Supplied data below:

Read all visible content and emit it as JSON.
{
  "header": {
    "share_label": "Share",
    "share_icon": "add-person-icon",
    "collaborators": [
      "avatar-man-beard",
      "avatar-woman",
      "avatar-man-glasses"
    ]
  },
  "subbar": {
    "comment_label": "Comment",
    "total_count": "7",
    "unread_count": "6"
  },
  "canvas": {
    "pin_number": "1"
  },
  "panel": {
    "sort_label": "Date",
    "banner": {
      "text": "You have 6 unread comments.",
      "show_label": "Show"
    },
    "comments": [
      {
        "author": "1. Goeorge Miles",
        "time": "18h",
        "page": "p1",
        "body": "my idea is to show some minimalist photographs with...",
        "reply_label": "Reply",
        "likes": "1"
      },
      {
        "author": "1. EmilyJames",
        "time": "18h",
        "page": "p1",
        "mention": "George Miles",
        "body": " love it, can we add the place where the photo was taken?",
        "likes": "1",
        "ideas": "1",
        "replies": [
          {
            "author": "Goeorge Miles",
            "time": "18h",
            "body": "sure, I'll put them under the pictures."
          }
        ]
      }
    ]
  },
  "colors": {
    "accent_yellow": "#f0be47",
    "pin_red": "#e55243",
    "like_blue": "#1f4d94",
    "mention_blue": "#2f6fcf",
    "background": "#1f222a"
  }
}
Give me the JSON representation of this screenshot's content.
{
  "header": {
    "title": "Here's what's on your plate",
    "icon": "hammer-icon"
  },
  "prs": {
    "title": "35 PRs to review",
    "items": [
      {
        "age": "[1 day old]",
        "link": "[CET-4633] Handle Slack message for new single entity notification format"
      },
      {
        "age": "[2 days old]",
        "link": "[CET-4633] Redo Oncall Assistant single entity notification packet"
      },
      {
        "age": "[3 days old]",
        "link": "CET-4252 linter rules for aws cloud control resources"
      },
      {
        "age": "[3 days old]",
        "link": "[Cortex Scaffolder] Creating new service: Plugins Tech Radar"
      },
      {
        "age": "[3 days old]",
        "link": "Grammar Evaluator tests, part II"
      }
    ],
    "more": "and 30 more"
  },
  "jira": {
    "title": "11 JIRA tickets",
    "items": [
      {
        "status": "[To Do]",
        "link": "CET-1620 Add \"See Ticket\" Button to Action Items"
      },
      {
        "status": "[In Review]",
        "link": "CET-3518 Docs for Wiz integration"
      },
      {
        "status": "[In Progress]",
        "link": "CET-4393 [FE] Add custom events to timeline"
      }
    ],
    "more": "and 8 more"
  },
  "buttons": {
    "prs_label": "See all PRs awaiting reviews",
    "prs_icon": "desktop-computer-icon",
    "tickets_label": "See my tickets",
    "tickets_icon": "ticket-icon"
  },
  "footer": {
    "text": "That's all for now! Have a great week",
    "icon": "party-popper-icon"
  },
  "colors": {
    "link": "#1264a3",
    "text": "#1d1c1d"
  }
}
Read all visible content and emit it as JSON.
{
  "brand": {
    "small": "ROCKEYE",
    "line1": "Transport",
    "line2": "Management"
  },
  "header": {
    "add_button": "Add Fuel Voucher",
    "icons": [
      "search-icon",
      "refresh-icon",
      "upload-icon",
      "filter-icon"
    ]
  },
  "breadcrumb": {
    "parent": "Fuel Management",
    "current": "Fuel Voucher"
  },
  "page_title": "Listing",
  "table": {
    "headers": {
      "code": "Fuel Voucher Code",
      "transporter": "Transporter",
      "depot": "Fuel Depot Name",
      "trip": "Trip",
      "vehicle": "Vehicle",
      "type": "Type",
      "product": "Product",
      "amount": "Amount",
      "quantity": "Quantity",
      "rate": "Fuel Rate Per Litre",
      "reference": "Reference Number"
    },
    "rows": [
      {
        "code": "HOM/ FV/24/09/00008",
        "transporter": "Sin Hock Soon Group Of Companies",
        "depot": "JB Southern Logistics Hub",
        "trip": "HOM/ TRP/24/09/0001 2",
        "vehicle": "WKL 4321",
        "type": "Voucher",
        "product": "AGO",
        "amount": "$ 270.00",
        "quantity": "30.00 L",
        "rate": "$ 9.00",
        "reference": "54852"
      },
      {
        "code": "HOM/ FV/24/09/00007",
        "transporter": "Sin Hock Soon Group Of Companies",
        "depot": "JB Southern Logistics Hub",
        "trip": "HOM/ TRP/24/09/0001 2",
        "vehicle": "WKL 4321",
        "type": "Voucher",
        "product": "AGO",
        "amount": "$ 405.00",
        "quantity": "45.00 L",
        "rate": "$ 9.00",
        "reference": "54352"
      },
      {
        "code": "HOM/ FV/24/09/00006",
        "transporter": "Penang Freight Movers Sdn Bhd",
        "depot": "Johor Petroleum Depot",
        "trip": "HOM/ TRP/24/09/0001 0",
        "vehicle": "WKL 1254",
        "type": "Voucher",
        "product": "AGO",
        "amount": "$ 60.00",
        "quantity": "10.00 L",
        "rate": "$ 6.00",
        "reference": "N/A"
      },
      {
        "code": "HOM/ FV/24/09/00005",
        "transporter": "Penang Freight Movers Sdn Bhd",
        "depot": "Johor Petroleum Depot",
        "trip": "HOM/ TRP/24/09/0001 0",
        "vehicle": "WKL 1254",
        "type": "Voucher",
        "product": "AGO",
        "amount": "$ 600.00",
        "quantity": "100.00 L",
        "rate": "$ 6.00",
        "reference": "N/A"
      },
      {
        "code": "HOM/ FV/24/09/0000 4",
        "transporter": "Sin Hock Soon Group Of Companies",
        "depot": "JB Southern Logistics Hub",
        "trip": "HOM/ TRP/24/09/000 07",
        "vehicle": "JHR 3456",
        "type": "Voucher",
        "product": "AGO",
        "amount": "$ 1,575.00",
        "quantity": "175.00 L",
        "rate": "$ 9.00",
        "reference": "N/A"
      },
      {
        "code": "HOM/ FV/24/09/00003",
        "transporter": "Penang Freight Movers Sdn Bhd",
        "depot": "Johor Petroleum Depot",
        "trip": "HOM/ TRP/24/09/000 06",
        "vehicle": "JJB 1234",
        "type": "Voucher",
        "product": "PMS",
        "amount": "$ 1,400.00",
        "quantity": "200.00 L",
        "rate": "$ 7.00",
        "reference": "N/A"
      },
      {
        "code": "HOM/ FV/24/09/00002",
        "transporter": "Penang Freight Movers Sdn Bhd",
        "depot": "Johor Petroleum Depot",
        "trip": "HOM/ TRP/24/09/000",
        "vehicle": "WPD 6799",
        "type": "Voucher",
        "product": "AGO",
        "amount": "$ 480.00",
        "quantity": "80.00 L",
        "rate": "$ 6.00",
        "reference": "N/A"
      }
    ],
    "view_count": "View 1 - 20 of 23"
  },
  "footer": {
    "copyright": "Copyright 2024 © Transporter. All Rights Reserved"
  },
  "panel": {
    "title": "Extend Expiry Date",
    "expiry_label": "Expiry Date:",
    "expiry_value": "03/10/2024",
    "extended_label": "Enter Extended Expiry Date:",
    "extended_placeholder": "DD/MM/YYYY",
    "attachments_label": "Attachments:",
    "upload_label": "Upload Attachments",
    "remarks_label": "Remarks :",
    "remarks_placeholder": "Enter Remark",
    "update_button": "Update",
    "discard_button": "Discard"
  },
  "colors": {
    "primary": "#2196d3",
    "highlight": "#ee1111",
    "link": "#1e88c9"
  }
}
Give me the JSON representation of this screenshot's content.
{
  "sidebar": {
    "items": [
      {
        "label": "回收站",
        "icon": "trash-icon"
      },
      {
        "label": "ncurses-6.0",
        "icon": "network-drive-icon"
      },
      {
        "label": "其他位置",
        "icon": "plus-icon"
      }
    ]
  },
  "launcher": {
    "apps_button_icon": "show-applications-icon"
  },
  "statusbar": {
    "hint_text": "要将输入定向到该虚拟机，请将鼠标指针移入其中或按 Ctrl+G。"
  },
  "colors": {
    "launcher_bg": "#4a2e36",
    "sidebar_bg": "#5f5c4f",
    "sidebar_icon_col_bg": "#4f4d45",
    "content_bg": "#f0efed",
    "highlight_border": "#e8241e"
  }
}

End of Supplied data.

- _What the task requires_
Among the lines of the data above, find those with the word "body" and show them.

- _Answer area_
        "body": "my idea is to show some minimalist photographs with...",
        "body": " love it, can we add the place where the photo was taken?",
            "body": "sure, I'll put them under the pictures."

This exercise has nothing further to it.